I am learning a new skill this summer aka driving (don’t ask me why it has taken me so long to learn driving) and I have never felt more of a fool at something like I have these days. It reminded me of this quote by Mortimer Adler in How to Read a Book on how learning a new skill (driving for me and skiing in his example) can make you feel like a fool:
Learning to ski is one of the most humiliating experiences an adult can undergo ( that is one reason to start young). After all, an adult has been walking for a long time; he knows where his feet are; he knows how to put one foot in front of the other in order to get somewhere. But as soon as he puts skis on his feet, it is as though he had to learn to walk all over again. He slips and slides, falls down, has trouble getting up, gets his skis crossed, tumbles again, and generally looks and feels like a fool.
I have been lucky to have two good instructors helping me. There is something wise in what they tell me. In learning to turn at a junction, they tell me like at a junction that I should slow down first almost to a halt (separate act) and then turn the wheel (separate act). Therefore, as a beginner, I should consider both to be separate acts and perfect them each separately but in future, as an expert, I can combine them efficiently together. Again to quote Adler:

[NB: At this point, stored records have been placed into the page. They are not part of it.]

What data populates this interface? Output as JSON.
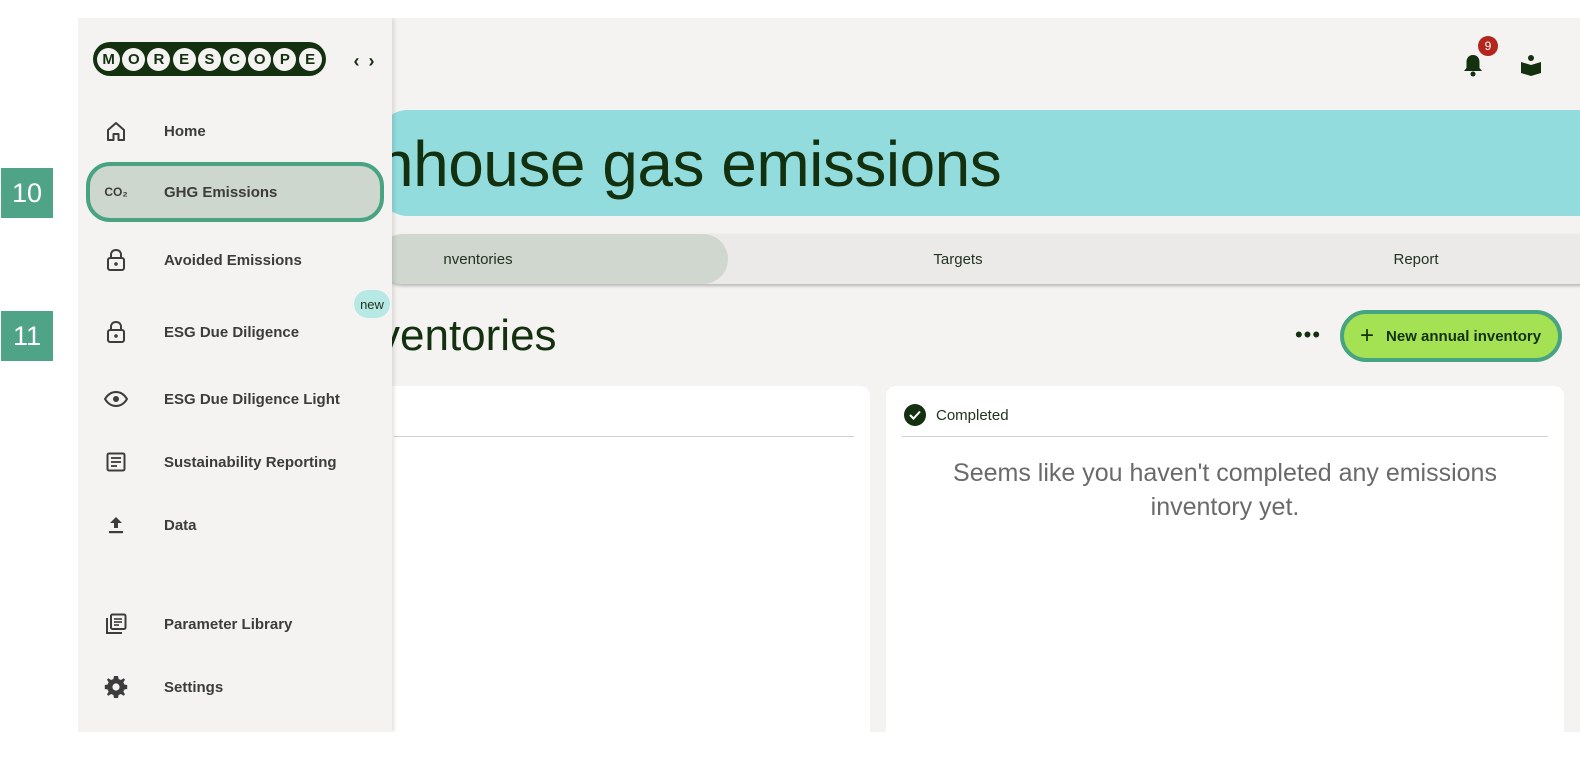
{
  "sidebar": {
    "logo_letters": [
      "M",
      "O",
      "R",
      "E",
      "S",
      "C",
      "O",
      "P",
      "E"
    ],
    "collapse_glyph": "‹ ›",
    "items": [
      {
        "label": "Home",
        "icon": "home-icon"
      },
      {
        "label": "GHG Emissions",
        "icon": "co2-icon",
        "active": true
      },
      {
        "label": "Avoided Emissions",
        "icon": "lock-icon"
      },
      {
        "label": "ESG Due Diligence",
        "icon": "lock-icon"
      },
      {
        "label": "ESG Due Diligence Light",
        "icon": "eye-icon"
      },
      {
        "label": "Sustainability Reporting",
        "icon": "document-icon"
      },
      {
        "label": "Data",
        "icon": "upload-icon"
      },
      {
        "label": "Parameter Library",
        "icon": "library-icon"
      },
      {
        "label": "Settings",
        "icon": "gear-icon"
      }
    ],
    "new_badge": "new",
    "co2_text": "CO₂"
  },
  "topbar": {
    "notification_count": "9"
  },
  "hero": {
    "title": "nhouse gas emissions"
  },
  "tabs": [
    {
      "label": "nventories",
      "active": true
    },
    {
      "label": "Targets"
    },
    {
      "label": "Report"
    }
  ],
  "section": {
    "title": "ventories",
    "more": "•••",
    "new_button": "New annual inventory",
    "plus": "+"
  },
  "cards": {
    "completed_label": "Completed",
    "empty_message": "Seems like you haven't completed any emissions inventory yet."
  },
  "markers": [
    "10",
    "11"
  ],
  "colors": {
    "accent_green": "#47a382",
    "hero_teal": "#92dcdd",
    "button_lime": "#a4e254",
    "dark_green": "#13300f",
    "badge_red": "#b3261e"
  }
}
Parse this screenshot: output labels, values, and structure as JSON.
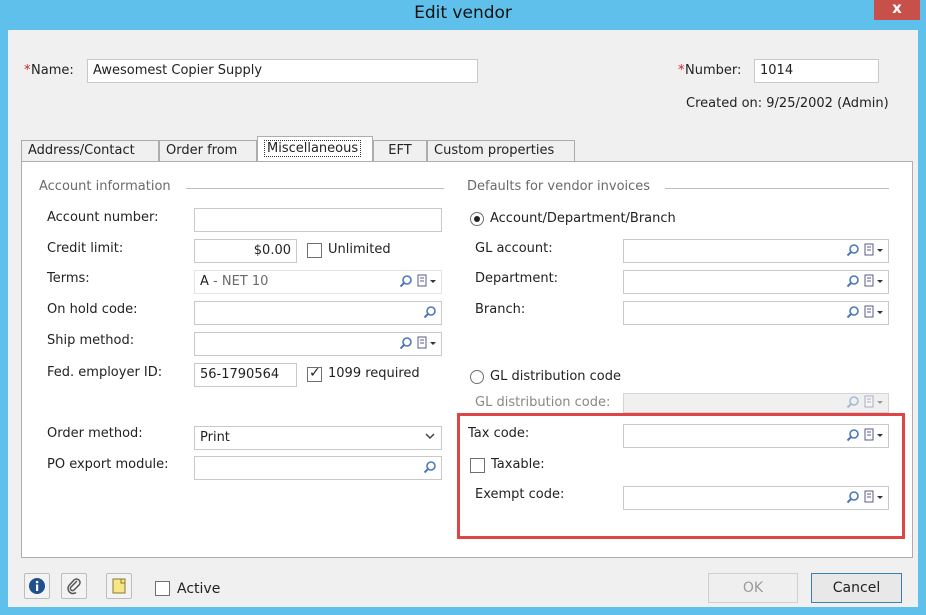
{
  "window": {
    "title": "Edit vendor",
    "close": "x"
  },
  "header": {
    "name_req": "*",
    "name_label": "Name:",
    "name_value": "Awesomest Copier Supply",
    "number_req": "*",
    "number_label": "Number:",
    "number_value": "1014",
    "created_on": "Created on: 9/25/2002 (Admin)"
  },
  "tabs": [
    {
      "label": "Address/Contact"
    },
    {
      "label": "Order from"
    },
    {
      "label": "Miscellaneous"
    },
    {
      "label": "EFT"
    },
    {
      "label": "Custom properties"
    }
  ],
  "account": {
    "group": "Account information",
    "account_number_label": "Account number:",
    "account_number_value": "",
    "credit_limit_label": "Credit limit:",
    "credit_limit_value": "$0.00",
    "unlimited_label": "Unlimited",
    "terms_label": "Terms:",
    "terms_code": "A",
    "terms_desc": " - NET 10",
    "on_hold_label": "On hold code:",
    "ship_method_label": "Ship method:",
    "fed_id_label": "Fed. employer ID:",
    "fed_id_value": "56-1790564",
    "req1099_label": "1099 required",
    "order_method_label": "Order method:",
    "order_method_value": "Print",
    "po_export_label": "PO export module:"
  },
  "defaults": {
    "group": "Defaults for vendor invoices",
    "radio_adb": "Account/Department/Branch",
    "gl_account_label": "GL account:",
    "department_label": "Department:",
    "branch_label": "Branch:",
    "radio_gldist": "GL distribution code",
    "gl_dist_label": "GL distribution code:",
    "tax_code_label": "Tax code:",
    "taxable_label": "Taxable:",
    "exempt_code_label": "Exempt code:"
  },
  "footer": {
    "active_label": "Active",
    "ok_label": "OK",
    "cancel_label": "Cancel"
  },
  "colors": {
    "titlebar": "#5fc0ec",
    "close": "#c7504b",
    "highlight": "#e04545",
    "required": "#d02020"
  }
}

You cannot telescope the different parts of the job so that they run into one another and fuse intimately. Each separate act requires your full attention while you are

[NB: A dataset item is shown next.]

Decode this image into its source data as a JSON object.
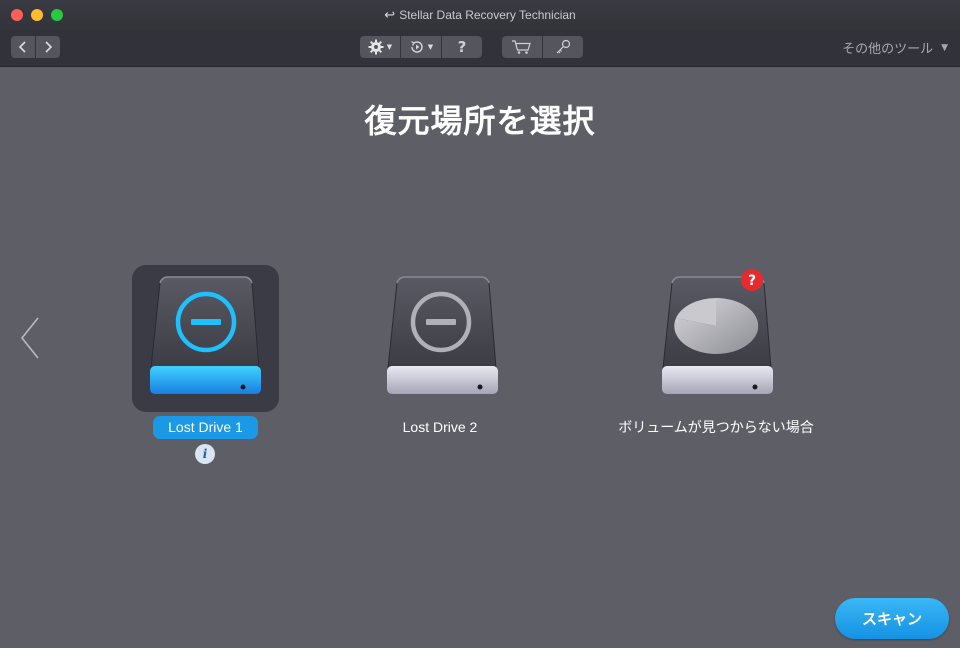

doing it. After you have practiced the parts separately, you can not only do each with greater facility and less attention but can also gradually put them together into a smoothly running whole. All of this is common knowledge about learning a complex
skill. (Emphasis mine)
In short as a beginner focus on the separate parts of the skills and with practice and time you can reach the goal. Also, it is okay to look like a fool at the beginning. That may serve me well in my never-ending challenge of trying to learn the Swedish language or any new skill.
At the beginning, the learner pays attention to himself and his skill in the separate acts. When the acts have lost their separateness in the skill of the whole performance, the learner can at last pay attention to the goal that the technique he has acquired enables him to reach.
Keep at that goal and you will be an expert someday. But what is expertise anyway?
Have a lovely weekend, won’t you?